"Climate change is a global problem with grave implications: environmental, social, economic, political, and for the distribution of goods," the pontiff wrote. "It represents of the principal challenges facing humanity in our day."
Yet, according to a Reuters review of county documents in Texas and Oklahoma, Catholic Church authorities have signed a total of 235 oil and gas leasing deals with energy firms since 2010. Leasing documents additionally revealed that Church authorities received royalties ranging from 15-25% of the total value of resources taken from the ground.
Though the type of drilling is unclear, both Oklahoma and Texas have been at the forefront of a boom in US energy production through the controversial hydraulic fracturing method, known as fracking. The method involves injecting sand, chemicals, and water into the ground to crack open rock formations. Fracking has led to a surge in US energy production in recent years, however, it has also raised pollution and climate change concerns.
Reuters’ review found that Catholic archdioceses in Texas and Oklahoma have signed energy deals with companies like Apache Corp, Cabot, Chesapeake, Devon Energy, and Range Resources, all of which have been active in the fracking boom. Catholic institutions in the US have made millions of dollars from these investments, according to the review.
While the Pope’s encyclical warned of the dangers of climate change, the Vatican has no power over the investment decisions of US Catholic Churches. Such a responsibility is at the discretion of US bishops, and though there are guidelines warning against investments in companies related to abortion, contraception and tobacco, the energy market is completely open for US Churches.
“There has been some inconsistency between what the Pope has said and what the Church is doing in US oil and gas country,” Mickey Thompson, a consultant and former director of Oklahoma Independent Petroleum Association, told Reuters.
The most recent deal was signed by Oklahoma City Archbishop Pail S. Coakley, giving Comanche Resources the rights to operate on 160 acres in exchange for 18.75% of the resources produced. Coakley has also signed other deals in the past, receiving up to 25% in royalties.

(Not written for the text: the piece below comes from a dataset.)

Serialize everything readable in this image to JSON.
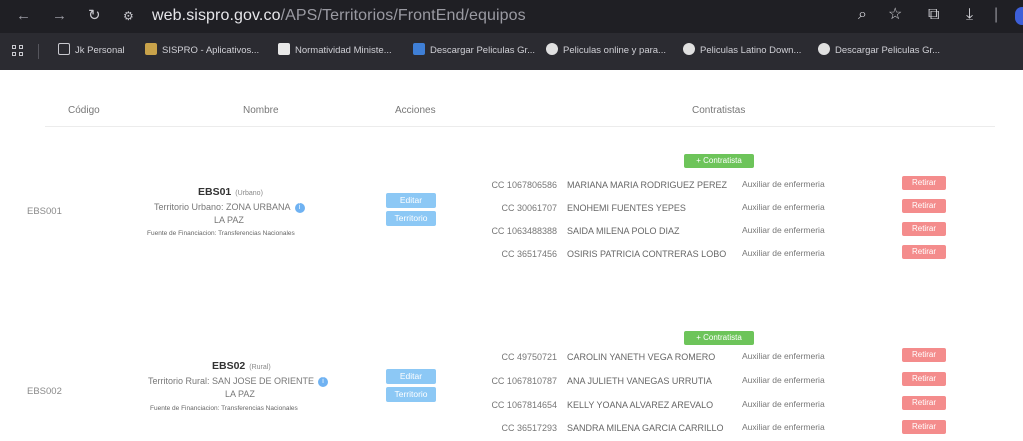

The Diocese of Forth Worth in Texas has received a total of $31,661 from leases signed in the fiscal 2015 year alone, suggesting a larger rift between the Church’s practice and the Pope’s campaign against climate change, as some of these leases were signed after the pontiff’s encyclical.
"The way the leases are written it is very difficult to cancel a lease that is in production," Spokesman for the diocese Pat Svacina said. "The Diocese always reviews the viability and desirability of renewing a lease at the conclusion of a current lease."
Meanwhile, the spokesman for the Archdiocese of San Antonio, which has been collecting energy royalties since the 1950s, said that the pontiff’s encyclical will not change any plans the church’s practice of signing leases with the energy industry.
Though the Archbishop "is well aware of and deeply respects" the pope’s encyclical, Jordan McMurrough said "the archdiocese currently does not plan changes to its long-standing practice of granting oil and gas leases."
The review comes as Pope Francis makes his first state visit to the US, where he is scheduled to make stops in New York and Philadelphia after his stay in Washington, DC. The pontiff will also deliver a historic address to a joint session of Congress, during which he may advocate for action on climate change.